_Task description:_ Once you have read the listing below, output it again exactly.

_Records provided:_
>>>>

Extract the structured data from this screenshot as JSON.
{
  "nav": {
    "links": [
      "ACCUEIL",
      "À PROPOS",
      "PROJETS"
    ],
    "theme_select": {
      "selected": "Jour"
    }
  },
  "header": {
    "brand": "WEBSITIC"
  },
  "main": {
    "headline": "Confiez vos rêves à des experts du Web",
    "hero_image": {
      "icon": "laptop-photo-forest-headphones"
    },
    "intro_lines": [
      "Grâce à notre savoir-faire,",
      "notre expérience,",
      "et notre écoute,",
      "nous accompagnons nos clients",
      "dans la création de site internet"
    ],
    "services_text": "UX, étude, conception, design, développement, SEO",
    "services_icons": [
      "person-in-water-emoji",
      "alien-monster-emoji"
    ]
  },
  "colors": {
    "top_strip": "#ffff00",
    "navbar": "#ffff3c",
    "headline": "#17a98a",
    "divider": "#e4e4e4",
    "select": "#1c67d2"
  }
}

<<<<

_Answer to the exercise:_
Extract the structured data from this screenshot as JSON.
{
  "nav": {
    "links": [
      "ACCUEIL",
      "À PROPOS",
      "PROJETS"
    ],
    "theme_select": {
      "selected": "Jour"
    }
  },
  "header": {
    "brand": "WEBSITIC"
  },
  "main": {
    "headline": "Confiez vos rêves à des experts du Web",
    "hero_image": {
      "icon": "laptop-photo-forest-headphones"
    },
    "intro_lines": [
      "Grâce à notre savoir-faire,",
      "notre expérience,",
      "et notre écoute,",
      "nous accompagnons nos clients",
      "dans la création de site internet"
    ],
    "services_text": "UX, étude, conception, design, développement, SEO",
    "services_icons": [
      "person-in-water-emoji",
      "alien-monster-emoji"
    ]
  },
  "colors": {
    "top_strip": "#ffff00",
    "navbar": "#ffff3c",
    "headline": "#17a98a",
    "divider": "#e4e4e4",
    "select": "#1c67d2"
  }
}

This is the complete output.